- [What to do] Your answer should be the data below, reproduced with nothing changed.

- [Provided records]
● ● ● ●
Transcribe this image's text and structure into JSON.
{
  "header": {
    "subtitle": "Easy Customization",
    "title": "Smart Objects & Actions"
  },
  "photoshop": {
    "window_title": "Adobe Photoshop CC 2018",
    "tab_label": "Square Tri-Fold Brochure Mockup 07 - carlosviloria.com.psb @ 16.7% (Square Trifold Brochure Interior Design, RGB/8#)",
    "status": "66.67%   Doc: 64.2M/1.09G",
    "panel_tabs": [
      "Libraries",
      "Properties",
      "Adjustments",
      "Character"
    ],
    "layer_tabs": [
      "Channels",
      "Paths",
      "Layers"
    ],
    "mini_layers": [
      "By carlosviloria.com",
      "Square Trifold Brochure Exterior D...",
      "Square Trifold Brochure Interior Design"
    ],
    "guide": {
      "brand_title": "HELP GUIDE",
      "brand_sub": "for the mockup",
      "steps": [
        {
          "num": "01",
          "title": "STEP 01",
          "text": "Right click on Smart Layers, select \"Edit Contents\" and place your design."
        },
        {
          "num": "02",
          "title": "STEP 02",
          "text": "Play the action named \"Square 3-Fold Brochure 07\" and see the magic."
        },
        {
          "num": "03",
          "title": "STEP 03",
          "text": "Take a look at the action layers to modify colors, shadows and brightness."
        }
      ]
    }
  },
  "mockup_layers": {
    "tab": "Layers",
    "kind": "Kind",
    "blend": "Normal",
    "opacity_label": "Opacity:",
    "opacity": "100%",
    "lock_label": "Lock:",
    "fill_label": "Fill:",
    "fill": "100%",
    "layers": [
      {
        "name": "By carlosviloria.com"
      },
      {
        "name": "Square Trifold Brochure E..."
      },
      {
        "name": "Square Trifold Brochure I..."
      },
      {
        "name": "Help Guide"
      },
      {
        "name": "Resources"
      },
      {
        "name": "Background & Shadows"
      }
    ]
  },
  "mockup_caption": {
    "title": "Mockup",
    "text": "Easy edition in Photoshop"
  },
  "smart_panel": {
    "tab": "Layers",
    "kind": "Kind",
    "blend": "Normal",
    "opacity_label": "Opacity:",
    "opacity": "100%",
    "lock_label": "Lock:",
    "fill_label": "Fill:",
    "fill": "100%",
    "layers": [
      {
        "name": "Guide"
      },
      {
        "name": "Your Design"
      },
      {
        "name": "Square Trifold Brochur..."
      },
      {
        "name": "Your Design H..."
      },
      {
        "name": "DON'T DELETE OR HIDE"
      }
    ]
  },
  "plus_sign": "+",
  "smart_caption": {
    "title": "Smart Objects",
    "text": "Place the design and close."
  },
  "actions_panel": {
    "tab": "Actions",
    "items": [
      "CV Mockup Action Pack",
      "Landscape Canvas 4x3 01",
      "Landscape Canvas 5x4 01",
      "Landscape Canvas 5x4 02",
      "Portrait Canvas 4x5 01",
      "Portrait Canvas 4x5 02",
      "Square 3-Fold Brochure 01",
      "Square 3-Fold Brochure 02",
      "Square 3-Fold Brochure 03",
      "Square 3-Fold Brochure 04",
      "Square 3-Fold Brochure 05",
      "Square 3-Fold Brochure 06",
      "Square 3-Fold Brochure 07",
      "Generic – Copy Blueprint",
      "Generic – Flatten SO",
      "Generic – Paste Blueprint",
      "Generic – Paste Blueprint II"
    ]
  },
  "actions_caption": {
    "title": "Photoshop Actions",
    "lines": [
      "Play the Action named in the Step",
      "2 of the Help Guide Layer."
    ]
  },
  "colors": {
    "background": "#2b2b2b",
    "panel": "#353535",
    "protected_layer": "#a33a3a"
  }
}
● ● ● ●
- [Reply to the task]
Transcribe this image's text and structure into JSON.
{
  "header": {
    "subtitle": "Easy Customization",
    "title": "Smart Objects & Actions"
  },
  "photoshop": {
    "window_title": "Adobe Photoshop CC 2018",
    "tab_label": "Square Tri-Fold Brochure Mockup 07 - carlosviloria.com.psb @ 16.7% (Square Trifold Brochure Interior Design, RGB/8#)",
    "status": "66.67%   Doc: 64.2M/1.09G",
    "panel_tabs": [
      "Libraries",
      "Properties",
      "Adjustments",
      "Character"
    ],
    "layer_tabs": [
      "Channels",
      "Paths",
      "Layers"
    ],
    "mini_layers": [
      "By carlosviloria.com",
      "Square Trifold Brochure Exterior D...",
      "Square Trifold Brochure Interior Design"
    ],
    "guide": {
      "brand_title": "HELP GUIDE",
      "brand_sub": "for the mockup",
      "steps": [
        {
          "num": "01",
          "title": "STEP 01",
          "text": "Right click on Smart Layers, select \"Edit Contents\" and place your design."
        },
        {
          "num": "02",
          "title": "STEP 02",
          "text": "Play the action named \"Square 3-Fold Brochure 07\" and see the magic."
        },
        {
          "num": "03",
          "title": "STEP 03",
          "text": "Take a look at the action layers to modify colors, shadows and brightness."
        }
      ]
    }
  },
  "mockup_layers": {
    "tab": "Layers",
    "kind": "Kind",
    "blend": "Normal",
    "opacity_label": "Opacity:",
    "opacity": "100%",
    "lock_label": "Lock:",
    "fill_label": "Fill:",
    "fill": "100%",
    "layers": [
      {
        "name": "By carlosviloria.com"
      },
      {
        "name": "Square Trifold Brochure E..."
      },
      {
        "name": "Square Trifold Brochure I..."
      },
      {
        "name": "Help Guide"
      },
      {
        "name": "Resources"
      },
      {
        "name": "Background & Shadows"
      }
    ]
  },
  "mockup_caption": {
    "title": "Mockup",
    "text": "Easy edition in Photoshop"
  },
  "smart_panel": {
    "tab": "Layers",
    "kind": "Kind",
    "blend": "Normal",
    "opacity_label": "Opacity:",
    "opacity": "100%",
    "lock_label": "Lock:",
    "fill_label": "Fill:",
    "fill": "100%",
    "layers": [
      {
        "name": "Guide"
      },
      {
        "name": "Your Design"
      },
      {
        "name": "Square Trifold Brochur..."
      },
      {
        "name": "Your Design H..."
      },
      {
        "name": "DON'T DELETE OR HIDE"
      }
    ]
  },
  "plus_sign": "+",
  "smart_caption": {
    "title": "Smart Objects",
    "text": "Place the design and close."
  },
  "actions_panel": {
    "tab": "Actions",
    "items": [
      "CV Mockup Action Pack",
      "Landscape Canvas 4x3 01",
      "Landscape Canvas 5x4 01",
      "Landscape Canvas 5x4 02",
      "Portrait Canvas 4x5 01",
      "Portrait Canvas 4x5 02",
      "Square 3-Fold Brochure 01",
      "Square 3-Fold Brochure 02",
      "Square 3-Fold Brochure 03",
      "Square 3-Fold Brochure 04",
      "Square 3-Fold Brochure 05",
      "Square 3-Fold Brochure 06",
      "Square 3-Fold Brochure 07",
      "Generic – Copy Blueprint",
      "Generic – Flatten SO",
      "Generic – Paste Blueprint",
      "Generic – Paste Blueprint II"
    ]
  },
  "actions_caption": {
    "title": "Photoshop Actions",
    "lines": [
      "Play the Action named in the Step",
      "2 of the Help Guide Layer."
    ]
  },
  "colors": {
    "background": "#2b2b2b",
    "panel": "#353535",
    "protected_layer": "#a33a3a"
  }
}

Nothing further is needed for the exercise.